[Records from a collection]:
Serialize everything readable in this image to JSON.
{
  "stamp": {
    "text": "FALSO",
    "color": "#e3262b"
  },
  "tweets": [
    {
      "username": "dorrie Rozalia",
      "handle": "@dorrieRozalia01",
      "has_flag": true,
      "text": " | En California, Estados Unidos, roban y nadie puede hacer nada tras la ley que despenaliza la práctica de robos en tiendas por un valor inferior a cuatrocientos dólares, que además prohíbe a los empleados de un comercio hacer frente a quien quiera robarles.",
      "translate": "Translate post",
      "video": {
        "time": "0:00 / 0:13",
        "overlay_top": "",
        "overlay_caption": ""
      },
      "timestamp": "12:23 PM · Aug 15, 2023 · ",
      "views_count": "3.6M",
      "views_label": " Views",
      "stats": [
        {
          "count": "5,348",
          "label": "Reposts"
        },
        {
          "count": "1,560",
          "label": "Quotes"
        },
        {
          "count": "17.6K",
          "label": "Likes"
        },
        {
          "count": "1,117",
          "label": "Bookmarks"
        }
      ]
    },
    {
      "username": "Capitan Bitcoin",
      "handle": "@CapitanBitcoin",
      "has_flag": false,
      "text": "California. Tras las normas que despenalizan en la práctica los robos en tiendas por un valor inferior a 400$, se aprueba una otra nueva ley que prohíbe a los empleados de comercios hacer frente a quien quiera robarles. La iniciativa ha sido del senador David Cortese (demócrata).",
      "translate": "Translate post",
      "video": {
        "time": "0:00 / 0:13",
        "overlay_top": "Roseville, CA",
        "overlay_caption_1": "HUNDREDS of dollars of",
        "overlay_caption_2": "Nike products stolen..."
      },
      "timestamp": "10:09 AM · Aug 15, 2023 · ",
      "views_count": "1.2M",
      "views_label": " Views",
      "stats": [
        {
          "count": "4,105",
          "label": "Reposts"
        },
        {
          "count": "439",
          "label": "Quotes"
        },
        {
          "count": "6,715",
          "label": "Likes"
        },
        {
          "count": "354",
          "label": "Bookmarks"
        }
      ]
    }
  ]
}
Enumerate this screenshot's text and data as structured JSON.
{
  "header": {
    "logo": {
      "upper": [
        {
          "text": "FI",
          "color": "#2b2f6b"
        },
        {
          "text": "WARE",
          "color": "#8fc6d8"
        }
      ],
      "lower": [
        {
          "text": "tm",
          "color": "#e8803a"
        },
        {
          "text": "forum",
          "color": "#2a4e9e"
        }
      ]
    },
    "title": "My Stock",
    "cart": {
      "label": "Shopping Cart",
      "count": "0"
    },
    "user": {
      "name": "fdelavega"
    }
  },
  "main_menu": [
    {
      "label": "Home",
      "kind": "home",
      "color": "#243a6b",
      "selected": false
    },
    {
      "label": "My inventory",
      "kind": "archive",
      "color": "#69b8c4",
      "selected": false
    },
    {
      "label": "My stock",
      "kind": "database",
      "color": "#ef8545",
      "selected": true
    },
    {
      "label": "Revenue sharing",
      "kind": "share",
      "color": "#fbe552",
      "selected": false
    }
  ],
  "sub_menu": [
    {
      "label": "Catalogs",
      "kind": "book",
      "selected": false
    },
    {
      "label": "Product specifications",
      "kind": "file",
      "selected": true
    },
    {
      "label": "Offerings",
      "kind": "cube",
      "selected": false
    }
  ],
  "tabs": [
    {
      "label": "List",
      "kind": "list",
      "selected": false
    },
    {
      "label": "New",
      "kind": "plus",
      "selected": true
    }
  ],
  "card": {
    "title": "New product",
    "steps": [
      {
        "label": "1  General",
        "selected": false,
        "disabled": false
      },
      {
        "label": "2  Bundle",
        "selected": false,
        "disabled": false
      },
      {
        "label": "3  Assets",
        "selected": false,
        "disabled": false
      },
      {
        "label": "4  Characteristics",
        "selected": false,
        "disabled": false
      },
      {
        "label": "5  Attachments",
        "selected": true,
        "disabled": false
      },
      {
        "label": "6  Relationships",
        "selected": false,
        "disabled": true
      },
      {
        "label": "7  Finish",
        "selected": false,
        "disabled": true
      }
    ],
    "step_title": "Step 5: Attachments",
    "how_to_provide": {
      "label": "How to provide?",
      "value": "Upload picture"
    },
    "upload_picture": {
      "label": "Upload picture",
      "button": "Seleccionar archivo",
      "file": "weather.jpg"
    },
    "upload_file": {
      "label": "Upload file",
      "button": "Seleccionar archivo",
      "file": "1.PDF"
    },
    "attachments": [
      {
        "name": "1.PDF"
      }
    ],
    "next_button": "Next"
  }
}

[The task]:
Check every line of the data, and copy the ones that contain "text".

[Task output]:
    "text": "FALSO",
      "text": " | En California, Estados Unidos, roban y nadie puede hacer nada tras la ley que despenaliza la práctica de robos en tiendas por un valor inferior a cuatrocientos dólares, que además prohíbe a los empleados de un comercio hacer frente a quien quiera robarles.",
      "text": "California. Tras las normas que despenalizan en la práctica los robos en tiendas por un valor inferior a 400$, se aprueba una otra nueva ley que prohíbe a los empleados de comercios hacer frente a quien quiera robarles. La iniciativa ha sido del senador David Cortese (demócrata).",
Enumerate this screenshot's text and data as structured JSON.
          "text": "FI",
          "text": "WARE",
          "text": "tm",
          "text": "forum",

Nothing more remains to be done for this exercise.